Procurement/ Scanning:

We have established a collaboration with a demolition company to serve as our source of materials. We believe that what is commonly referred to as "waste" is actually a valuable resource that has yet to be utilised. In order to expand the catalogue of available materials, students are encouraged to contribute based on what is available in their immediate surroundings, as well as their own interests and curiosities.

We will start the design studio by creating a digital catalogue of the available materials supplied by our partner demolition company, with support from the team at InKüLe (Innovationen für die künstlerische Lehre). The first phase will focus on creating a collective catalogue of materials and resources that will be available for subsequent phases of the project. We will explore questions related to material passports and properties relevant to designing with reused materials, and the procurement process will become a curation process and the first step in the design process. Representational techniques such as photography and 3D scanning will be used to capture useful information about the materials. We will also investigate the precision, accuracy, and trust in reusing existing materials. The end goal is to create a collective catalogue of the constituent elements of our pavilion, which will serve as the basis for the design and be collated as a museum exhibit. In the second phase, we will study assembly strategies using the catalogue of available materials and resources. Students are encouraged to add to the catalogue based on the material availability around them and their interests.
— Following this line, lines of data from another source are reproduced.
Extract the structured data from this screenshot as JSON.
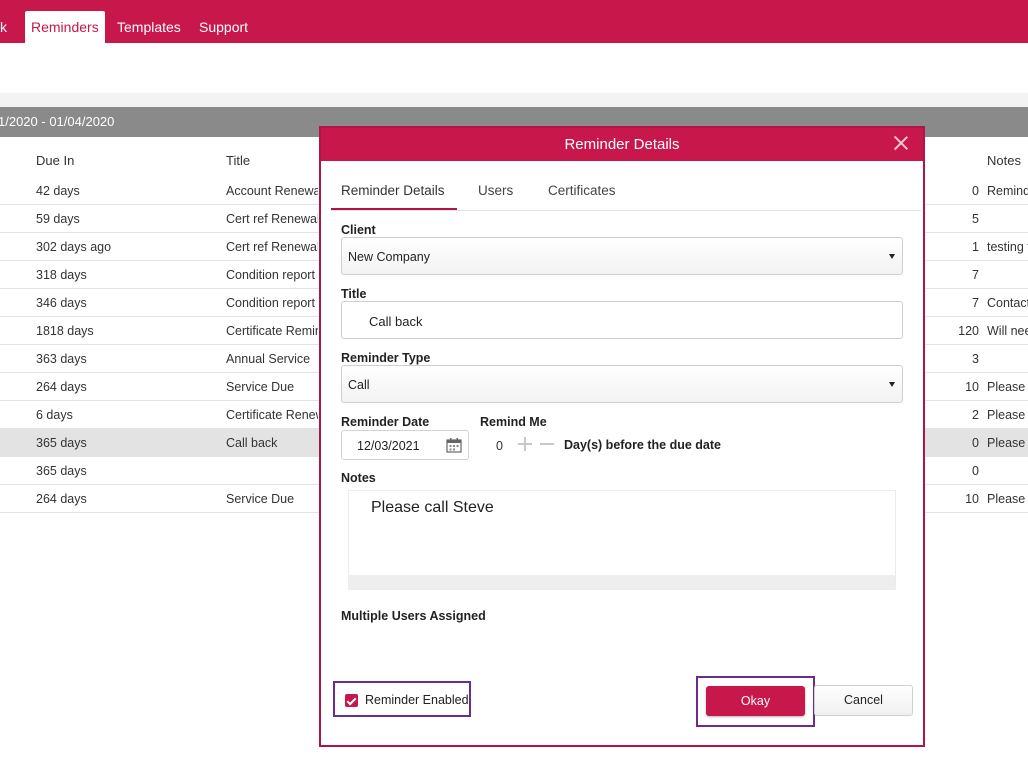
{
  "nav": {
    "tabs": [
      {
        "label": "k"
      },
      {
        "label": "Reminders"
      },
      {
        "label": "Templates"
      },
      {
        "label": "Support"
      }
    ]
  },
  "date_range": "1/2020 - 01/04/2020",
  "grid": {
    "headers": {
      "due_in": "Due In",
      "title": "Title",
      "notes": "Notes"
    },
    "rows": [
      {
        "due": "42 days",
        "title": "Account Renewal",
        "num": "0",
        "notes": "Remind"
      },
      {
        "due": "59 days",
        "title": "Cert ref Renewal",
        "num": "5",
        "notes": ""
      },
      {
        "due": "302 days ago",
        "title": "Cert ref Renewal",
        "num": "1",
        "notes": "testing t"
      },
      {
        "due": "318 days",
        "title": "Condition report c",
        "num": "7",
        "notes": ""
      },
      {
        "due": "346 days",
        "title": "Condition report c",
        "num": "7",
        "notes": "Contact"
      },
      {
        "due": "1818 days",
        "title": "Certificate Remind",
        "num": "120",
        "notes": "Will nee"
      },
      {
        "due": "363 days",
        "title": "Annual Service",
        "num": "3",
        "notes": ""
      },
      {
        "due": "264 days",
        "title": "Service Due",
        "num": "10",
        "notes": "Please c"
      },
      {
        "due": "6 days",
        "title": "Certificate Renew",
        "num": "2",
        "notes": "Please c"
      },
      {
        "due": "365 days",
        "title": "Call back",
        "num": "0",
        "notes": "Please c",
        "selected": true
      },
      {
        "due": "365 days",
        "title": "",
        "num": "0",
        "notes": ""
      },
      {
        "due": "264 days",
        "title": "Service Due",
        "num": "10",
        "notes": "Please c"
      }
    ]
  },
  "modal": {
    "title": "Reminder Details",
    "tabs": [
      {
        "label": "Reminder Details"
      },
      {
        "label": "Users"
      },
      {
        "label": "Certificates"
      }
    ],
    "client_label": "Client",
    "client_value": "New Company",
    "title_label": "Title",
    "title_value": "Call back",
    "type_label": "Reminder Type",
    "type_value": "Call",
    "date_label": "Reminder Date",
    "date_value": "12/03/2021",
    "remind_label": "Remind Me",
    "remind_value": "0",
    "remind_suffix": "Day(s) before the due date",
    "notes_label": "Notes",
    "notes_value": "Please call Steve",
    "users_label": "Multiple Users Assigned",
    "enabled_label": "Reminder Enabled",
    "enabled": true,
    "okay_label": "Okay",
    "cancel_label": "Cancel"
  },
  "colors": {
    "accent": "#c8174a",
    "highlight_outline": "#6a2c8f"
  },
  "icons": [
    "close-icon",
    "dropdown-caret-icon",
    "calendar-icon",
    "plus-icon",
    "minus-icon",
    "checkmark-icon"
  ]
}
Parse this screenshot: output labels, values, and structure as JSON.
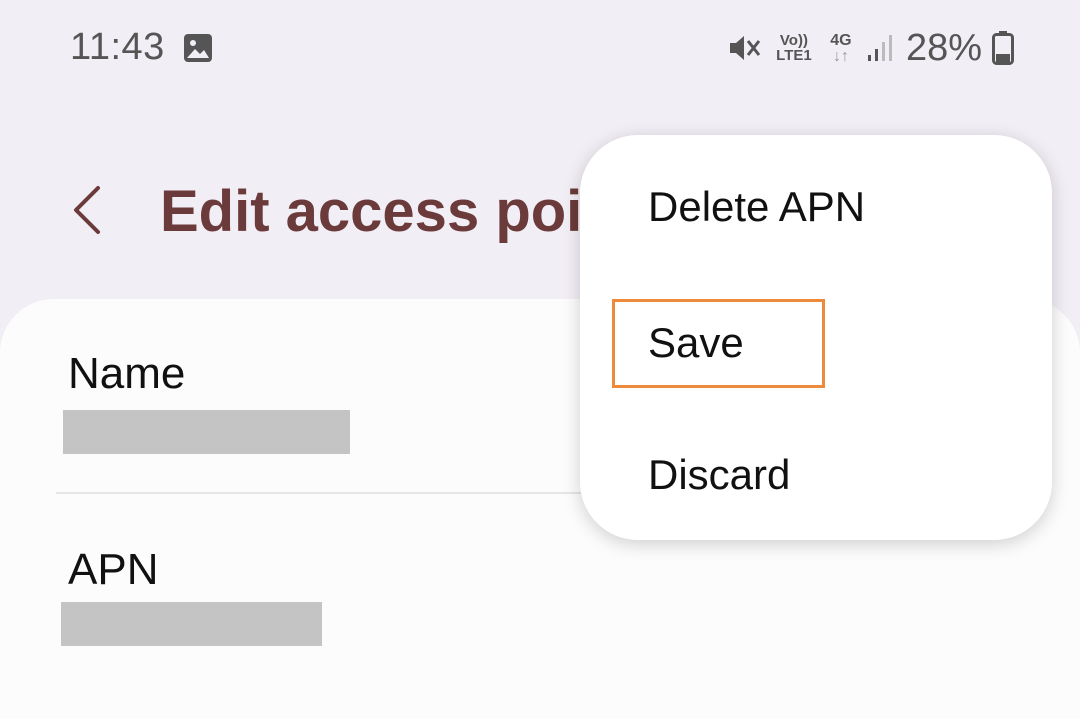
{
  "status_bar": {
    "time": "11:43",
    "volte_top": "Vo))",
    "volte_bottom": "LTE1",
    "network": "4G",
    "network_arrows": "↓↑",
    "battery": "28%"
  },
  "header": {
    "title": "Edit access point"
  },
  "settings": [
    {
      "label": "Name"
    },
    {
      "label": "APN"
    }
  ],
  "menu": {
    "items": [
      {
        "label": "Delete APN"
      },
      {
        "label": "Save"
      },
      {
        "label": "Discard"
      }
    ],
    "highlight_color": "#ee8a3a"
  },
  "colors": {
    "background": "#f2eef5",
    "title": "#6b3a3a",
    "card": "#fcfcfc"
  }
}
This catalogue of parts will then constitute our basis for design.

Throughout, there will be an ethos of respect for the existing materials, and the goal will be to explore how to combine them in small prototypical details that can serve as both prototypical architectural elements (such as a wall, a floor, or a step) and conceptual assemblies that render explicit meanings imbued in the found and catalogued materials. The aim will be to create architectural elements that not only function but also carry a narrative and cultural value through the use of reused and repurposed materials.

Formal and programmatic considerations will be paired with reversible connection strategies that minimise material intervention and maximise reusability.

Designs will be collectively assessed and reviewed until one will emerge as the proposal to be collectively  realised.


1:1 Construction

The latter half of the summer semester aims to bring together the lessons and investigations into a single collective 1-to-1 realisation. This project, while still experimental and prototypical, will exceed the previous work of the semester in terms of scale and ambition. Its aim is to visually represent the lessons learned throughout the entire year-long course through both architectural and sculptural elements.


Weekly Program

KW 16 (19.04.23) Intro

KW 17 (26.04.23) Material Catalogue + Digital Tool Workshop in the morning

KW 18 (03.05.23) First Pavilion Concept

KW 19 (10.05.23) Connections + Digital Tool Workshop in the morning

KW 20 (17.05.23) Iteration + Digital Tool Workshop in the morning

KW 21 (24.05.23) Mid-term presentation

KW 22 (31.05.23) Design concept finalisation + Digital Tool Consulting in the morning

KW 23 (07.06.23) Design Development

KW 24 (14.06.23) Design Development + Digital Tool Consulting in the morning

KW 25 (21.06.23) Design Freeze Pavilion

KW 26 (28.06.23) Material preparation

KW 27 (05.07.23) Realisation + Documentation

KW 28 (12.07.23) Realisation + Documentation

KW 29 (19.07.23) Final presentation


Pavilion opening at Rundgang (21st July 2023)